Items from an interface collection:
********************

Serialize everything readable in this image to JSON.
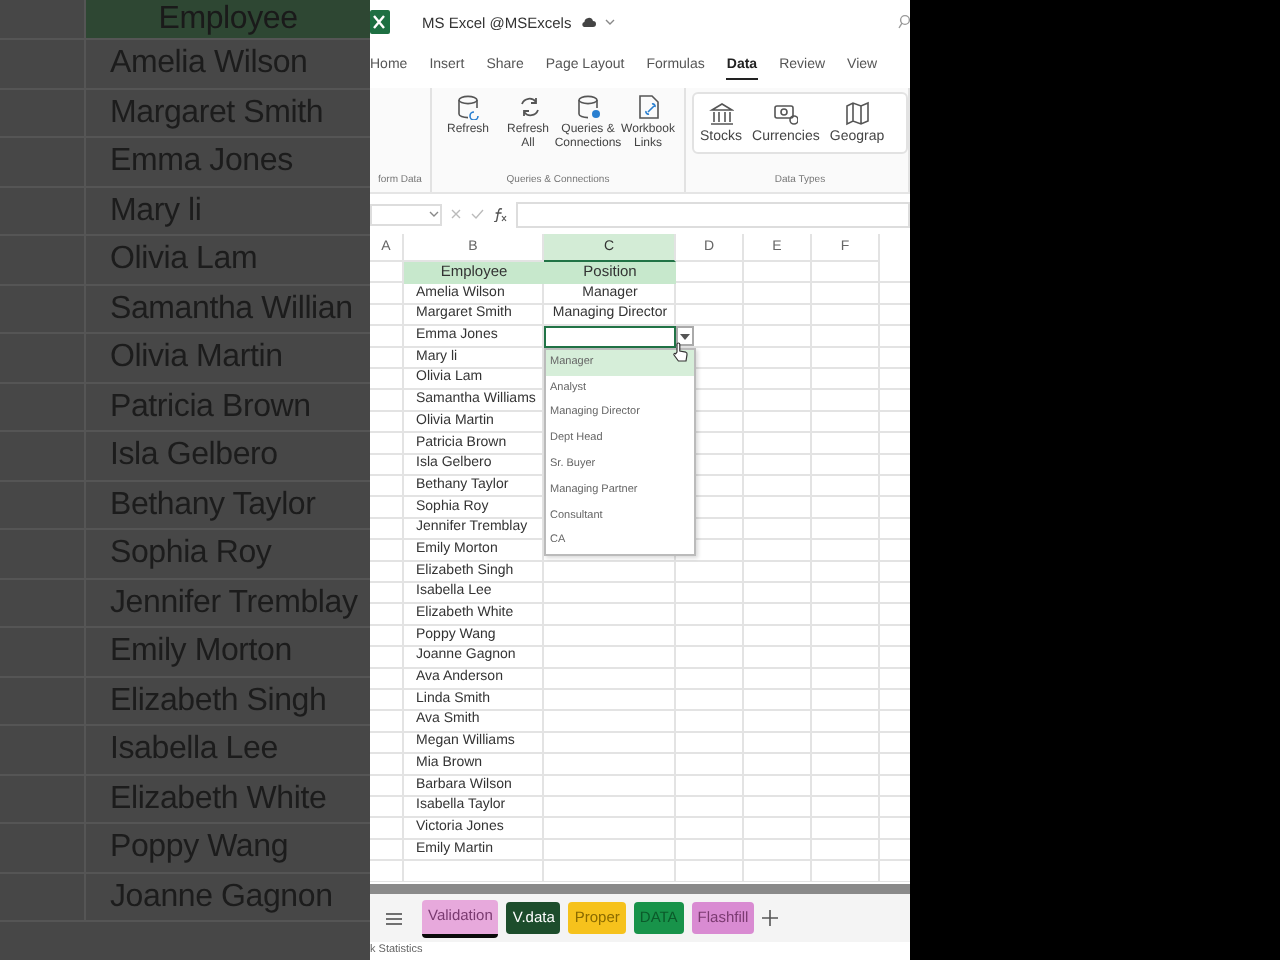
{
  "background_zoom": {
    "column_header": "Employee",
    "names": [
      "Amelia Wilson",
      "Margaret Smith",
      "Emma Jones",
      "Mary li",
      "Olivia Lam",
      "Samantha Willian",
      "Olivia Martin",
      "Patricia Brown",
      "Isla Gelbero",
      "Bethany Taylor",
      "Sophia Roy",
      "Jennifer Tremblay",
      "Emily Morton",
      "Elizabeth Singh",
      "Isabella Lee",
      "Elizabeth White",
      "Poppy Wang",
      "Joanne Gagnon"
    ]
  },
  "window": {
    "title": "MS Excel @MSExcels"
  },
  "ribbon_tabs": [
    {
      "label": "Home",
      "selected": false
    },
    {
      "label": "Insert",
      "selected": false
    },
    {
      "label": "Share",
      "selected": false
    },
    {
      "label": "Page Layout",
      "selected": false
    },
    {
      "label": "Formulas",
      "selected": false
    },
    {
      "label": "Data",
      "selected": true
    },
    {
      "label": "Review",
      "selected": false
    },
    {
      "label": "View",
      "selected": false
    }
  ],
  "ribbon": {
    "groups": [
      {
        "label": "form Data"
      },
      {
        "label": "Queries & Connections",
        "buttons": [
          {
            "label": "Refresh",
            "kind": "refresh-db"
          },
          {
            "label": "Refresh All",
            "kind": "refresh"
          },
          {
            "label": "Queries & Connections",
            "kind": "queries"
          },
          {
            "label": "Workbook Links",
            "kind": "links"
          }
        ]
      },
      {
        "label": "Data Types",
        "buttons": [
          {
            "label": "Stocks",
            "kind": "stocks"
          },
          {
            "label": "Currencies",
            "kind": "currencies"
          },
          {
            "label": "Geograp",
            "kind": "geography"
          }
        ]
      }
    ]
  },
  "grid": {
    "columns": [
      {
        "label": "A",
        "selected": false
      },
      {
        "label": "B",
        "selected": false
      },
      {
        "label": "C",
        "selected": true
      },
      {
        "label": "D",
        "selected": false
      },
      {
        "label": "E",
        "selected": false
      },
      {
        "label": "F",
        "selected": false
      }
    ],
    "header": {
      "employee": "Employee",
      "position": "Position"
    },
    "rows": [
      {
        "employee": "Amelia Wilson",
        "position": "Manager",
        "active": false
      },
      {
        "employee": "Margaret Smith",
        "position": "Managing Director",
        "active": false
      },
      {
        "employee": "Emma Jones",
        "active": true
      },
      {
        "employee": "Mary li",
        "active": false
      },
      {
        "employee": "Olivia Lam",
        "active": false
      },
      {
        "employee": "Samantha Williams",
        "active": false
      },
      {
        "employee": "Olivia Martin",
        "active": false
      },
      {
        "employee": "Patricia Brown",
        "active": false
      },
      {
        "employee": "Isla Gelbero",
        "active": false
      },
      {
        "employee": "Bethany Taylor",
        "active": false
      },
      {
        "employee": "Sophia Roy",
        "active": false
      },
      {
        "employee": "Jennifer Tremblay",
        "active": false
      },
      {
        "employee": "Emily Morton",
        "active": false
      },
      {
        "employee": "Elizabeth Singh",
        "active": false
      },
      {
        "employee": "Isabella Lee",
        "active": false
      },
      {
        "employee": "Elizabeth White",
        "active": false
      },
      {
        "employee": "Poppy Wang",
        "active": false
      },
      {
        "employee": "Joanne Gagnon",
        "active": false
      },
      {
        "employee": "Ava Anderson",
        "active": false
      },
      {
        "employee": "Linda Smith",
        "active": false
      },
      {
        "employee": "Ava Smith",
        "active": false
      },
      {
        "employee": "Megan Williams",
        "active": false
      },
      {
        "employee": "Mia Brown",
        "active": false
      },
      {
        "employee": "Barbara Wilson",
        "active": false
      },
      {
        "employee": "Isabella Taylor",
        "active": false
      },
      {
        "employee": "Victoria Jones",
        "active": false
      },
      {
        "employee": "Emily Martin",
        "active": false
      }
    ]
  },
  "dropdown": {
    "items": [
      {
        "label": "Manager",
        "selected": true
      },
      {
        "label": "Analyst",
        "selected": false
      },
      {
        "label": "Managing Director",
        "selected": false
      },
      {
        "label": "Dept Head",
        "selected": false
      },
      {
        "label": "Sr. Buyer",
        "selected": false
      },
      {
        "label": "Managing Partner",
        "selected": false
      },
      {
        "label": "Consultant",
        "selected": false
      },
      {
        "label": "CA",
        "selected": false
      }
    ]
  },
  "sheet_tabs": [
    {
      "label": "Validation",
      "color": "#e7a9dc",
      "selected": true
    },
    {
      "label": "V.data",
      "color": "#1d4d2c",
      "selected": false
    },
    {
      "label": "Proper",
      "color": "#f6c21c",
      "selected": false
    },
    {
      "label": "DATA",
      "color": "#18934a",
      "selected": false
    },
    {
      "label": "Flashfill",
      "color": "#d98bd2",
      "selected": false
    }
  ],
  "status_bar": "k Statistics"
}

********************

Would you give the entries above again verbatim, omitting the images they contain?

OUTPUT OF THE EXERCISE.
Serialize everything readable in this image to JSON.
{
  "background_zoom": {
    "column_header": "Employee",
    "names": [
      "Amelia Wilson",
      "Margaret Smith",
      "Emma Jones",
      "Mary li",
      "Olivia Lam",
      "Samantha Willian",
      "Olivia Martin",
      "Patricia Brown",
      "Isla Gelbero",
      "Bethany Taylor",
      "Sophia Roy",
      "Jennifer Tremblay",
      "Emily Morton",
      "Elizabeth Singh",
      "Isabella Lee",
      "Elizabeth White",
      "Poppy Wang",
      "Joanne Gagnon"
    ]
  },
  "window": {
    "title": "MS Excel @MSExcels"
  },
  "ribbon_tabs": [
    {
      "label": "Home",
      "selected": false
    },
    {
      "label": "Insert",
      "selected": false
    },
    {
      "label": "Share",
      "selected": false
    },
    {
      "label": "Page Layout",
      "selected": false
    },
    {
      "label": "Formulas",
      "selected": false
    },
    {
      "label": "Data",
      "selected": true
    },
    {
      "label": "Review",
      "selected": false
    },
    {
      "label": "View",
      "selected": false
    }
  ],
  "ribbon": {
    "groups": [
      {
        "label": "form Data"
      },
      {
        "label": "Queries & Connections",
        "buttons": [
          {
            "label": "Refresh",
            "kind": "refresh-db"
          },
          {
            "label": "Refresh All",
            "kind": "refresh"
          },
          {
            "label": "Queries & Connections",
            "kind": "queries"
          },
          {
            "label": "Workbook Links",
            "kind": "links"
          }
        ]
      },
      {
        "label": "Data Types",
        "buttons": [
          {
            "label": "Stocks",
            "kind": "stocks"
          },
          {
            "label": "Currencies",
            "kind": "currencies"
          },
          {
            "label": "Geograp",
            "kind": "geography"
          }
        ]
      }
    ]
  },
  "grid": {
    "columns": [
      {
        "label": "A",
        "selected": false
      },
      {
        "label": "B",
        "selected": false
      },
      {
        "label": "C",
        "selected": true
      },
      {
        "label": "D",
        "selected": false
      },
      {
        "label": "E",
        "selected": false
      },
      {
        "label": "F",
        "selected": false
      }
    ],
    "header": {
      "employee": "Employee",
      "position": "Position"
    },
    "rows": [
      {
        "employee": "Amelia Wilson",
        "position": "Manager",
        "active": false
      },
      {
        "employee": "Margaret Smith",
        "position": "Managing Director",
        "active": false
      },
      {
        "employee": "Emma Jones",
        "active": true
      },
      {
        "employee": "Mary li",
        "active": false
      },
      {
        "employee": "Olivia Lam",
        "active": false
      },
      {
        "employee": "Samantha Williams",
        "active": false
      },
      {
        "employee": "Olivia Martin",
        "active": false
      },
      {
        "employee": "Patricia Brown",
        "active": false
      },
      {
        "employee": "Isla Gelbero",
        "active": false
      },
      {
        "employee": "Bethany Taylor",
        "active": false
      },
      {
        "employee": "Sophia Roy",
        "active": false
      },
      {
        "employee": "Jennifer Tremblay",
        "active": false
      },
      {
        "employee": "Emily Morton",
        "active": false
      },
      {
        "employee": "Elizabeth Singh",
        "active": false
      },
      {
        "employee": "Isabella Lee",
        "active": false
      },
      {
        "employee": "Elizabeth White",
        "active": false
      },
      {
        "employee": "Poppy Wang",
        "active": false
      },
      {
        "employee": "Joanne Gagnon",
        "active": false
      },
      {
        "employee": "Ava Anderson",
        "active": false
      },
      {
        "employee": "Linda Smith",
        "active": false
      },
      {
        "employee": "Ava Smith",
        "active": false
      },
      {
        "employee": "Megan Williams",
        "active": false
      },
      {
        "employee": "Mia Brown",
        "active": false
      },
      {
        "employee": "Barbara Wilson",
        "active": false
      },
      {
        "employee": "Isabella Taylor",
        "active": false
      },
      {
        "employee": "Victoria Jones",
        "active": false
      },
      {
        "employee": "Emily Martin",
        "active": false
      }
    ]
  },
  "dropdown": {
    "items": [
      {
        "label": "Manager",
        "selected": true
      },
      {
        "label": "Analyst",
        "selected": false
      },
      {
        "label": "Managing Director",
        "selected": false
      },
      {
        "label": "Dept Head",
        "selected": false
      },
      {
        "label": "Sr. Buyer",
        "selected": false
      },
      {
        "label": "Managing Partner",
        "selected": false
      },
      {
        "label": "Consultant",
        "selected": false
      },
      {
        "label": "CA",
        "selected": false
      }
    ]
  },
  "sheet_tabs": [
    {
      "label": "Validation",
      "color": "#e7a9dc",
      "selected": true
    },
    {
      "label": "V.data",
      "color": "#1d4d2c",
      "selected": false
    },
    {
      "label": "Proper",
      "color": "#f6c21c",
      "selected": false
    },
    {
      "label": "DATA",
      "color": "#18934a",
      "selected": false
    },
    {
      "label": "Flashfill",
      "color": "#d98bd2",
      "selected": false
    }
  ],
  "status_bar": "k Statistics"
}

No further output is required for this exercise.